#### Task to carry out
Apart from the images, the records below need to be copied exactly.

#### Record set
BEGIN

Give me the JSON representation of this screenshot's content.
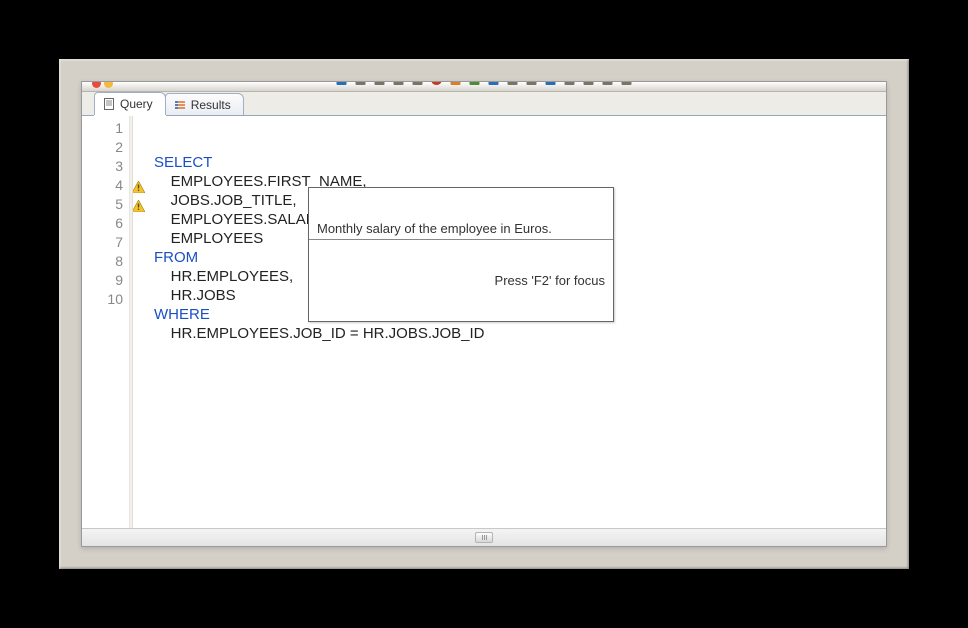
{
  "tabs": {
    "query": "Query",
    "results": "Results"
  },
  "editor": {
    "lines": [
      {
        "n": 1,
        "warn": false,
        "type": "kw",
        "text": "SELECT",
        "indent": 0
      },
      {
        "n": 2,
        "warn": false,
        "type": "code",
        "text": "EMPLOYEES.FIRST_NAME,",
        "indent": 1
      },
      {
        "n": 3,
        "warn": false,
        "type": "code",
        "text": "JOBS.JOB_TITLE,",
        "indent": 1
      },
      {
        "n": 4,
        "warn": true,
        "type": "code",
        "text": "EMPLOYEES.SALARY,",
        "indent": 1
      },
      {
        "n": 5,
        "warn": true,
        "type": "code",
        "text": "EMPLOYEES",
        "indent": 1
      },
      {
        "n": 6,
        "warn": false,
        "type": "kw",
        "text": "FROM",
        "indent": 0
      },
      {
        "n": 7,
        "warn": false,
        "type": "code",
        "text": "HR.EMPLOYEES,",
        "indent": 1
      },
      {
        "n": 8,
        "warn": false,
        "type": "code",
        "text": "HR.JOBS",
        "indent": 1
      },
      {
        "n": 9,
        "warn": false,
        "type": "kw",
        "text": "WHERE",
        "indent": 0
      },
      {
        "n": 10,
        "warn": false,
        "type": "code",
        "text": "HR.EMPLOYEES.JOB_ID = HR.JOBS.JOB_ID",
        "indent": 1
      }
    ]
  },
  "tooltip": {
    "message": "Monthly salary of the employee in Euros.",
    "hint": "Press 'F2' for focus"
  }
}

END

#### The answer
Give me the JSON representation of this screenshot's content.
{
  "tabs": {
    "query": "Query",
    "results": "Results"
  },
  "editor": {
    "lines": [
      {
        "n": 1,
        "warn": false,
        "type": "kw",
        "text": "SELECT",
        "indent": 0
      },
      {
        "n": 2,
        "warn": false,
        "type": "code",
        "text": "EMPLOYEES.FIRST_NAME,",
        "indent": 1
      },
      {
        "n": 3,
        "warn": false,
        "type": "code",
        "text": "JOBS.JOB_TITLE,",
        "indent": 1
      },
      {
        "n": 4,
        "warn": true,
        "type": "code",
        "text": "EMPLOYEES.SALARY,",
        "indent": 1
      },
      {
        "n": 5,
        "warn": true,
        "type": "code",
        "text": "EMPLOYEES",
        "indent": 1
      },
      {
        "n": 6,
        "warn": false,
        "type": "kw",
        "text": "FROM",
        "indent": 0
      },
      {
        "n": 7,
        "warn": false,
        "type": "code",
        "text": "HR.EMPLOYEES,",
        "indent": 1
      },
      {
        "n": 8,
        "warn": false,
        "type": "code",
        "text": "HR.JOBS",
        "indent": 1
      },
      {
        "n": 9,
        "warn": false,
        "type": "kw",
        "text": "WHERE",
        "indent": 0
      },
      {
        "n": 10,
        "warn": false,
        "type": "code",
        "text": "HR.EMPLOYEES.JOB_ID = HR.JOBS.JOB_ID",
        "indent": 1
      }
    ]
  },
  "tooltip": {
    "message": "Monthly salary of the employee in Euros.",
    "hint": "Press 'F2' for focus"
  }
}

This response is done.